Most Christians think it's ok to portray Jesus as white

Depictions of Jesus as white persist despite being Middle Eastern.(Photo: Unsplash/Leon Oblak)

Most British Christians think images of a 'white Jesus' are acceptable, but polling shows attitudes vary according to age and ethnicity.

The survey by YouGov found that over two-thirds (69%) of British Christians are comfortable with images depicting Jesus as white.

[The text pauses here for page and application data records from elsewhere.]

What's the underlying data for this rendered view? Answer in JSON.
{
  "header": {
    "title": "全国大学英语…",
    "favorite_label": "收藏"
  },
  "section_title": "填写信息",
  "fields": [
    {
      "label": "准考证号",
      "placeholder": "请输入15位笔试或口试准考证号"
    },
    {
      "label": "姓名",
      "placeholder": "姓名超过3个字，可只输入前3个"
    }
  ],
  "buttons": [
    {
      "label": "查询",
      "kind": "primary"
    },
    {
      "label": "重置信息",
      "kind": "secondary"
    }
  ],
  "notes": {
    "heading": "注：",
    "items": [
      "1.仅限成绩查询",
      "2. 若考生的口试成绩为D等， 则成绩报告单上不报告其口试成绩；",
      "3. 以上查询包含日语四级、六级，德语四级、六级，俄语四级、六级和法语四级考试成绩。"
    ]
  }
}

This was higher than Britons overall (63%).

A similar proportion of Christians (68%) were comfortable with Jesus being depicted as Middle Eastern. 

But less than half of Christians (44%) said they would be happy with a black Jesus.

The survey was conducted in the run-up to Christmas, a time of year typically awash with depictions of a fair-skinned Jesus in nativity scenes and on Christmas cards.

Ethnic minority Britons were far less likely to approve of images of a white Jesus (40%) and ethnic minority Christians were the least likely to be comfortable with such a depiction (36%).

By contrast, six in 10 ethnic minority Christians said Jesus should be depicted as Middle Eastern. 

The survey also found significant differences according to age, with younger Britons less accepting of a white saviour (51% of 18-24 year olds, 61% of 25-49 year olds) than older generations (66-67% of those aged 50+).

Commenting on the results, Matthew Smith, YouGov's Head of Data Journalism, said, "The debate as to Jesus Christ's ethnicity has been going on for a long time, perhaps hundreds, if not thousands, of years.

"Christ is commonly depicted as being a White man, with the Washington Post crediting Warner E. Sallman's 1940 painting "Head of Christ" – which has since been reproduced a billion times ­– as playing a key role in this.

"The image of Christ as a man with white skin and blue eyes would appear to be at odds with what is likely, given the biblical account of his family hailing from the Middle East.

"Nevertheless, Britons are far more likely to say they usually see Jesus being depicted as white (58%) than Middle Eastern (22%)."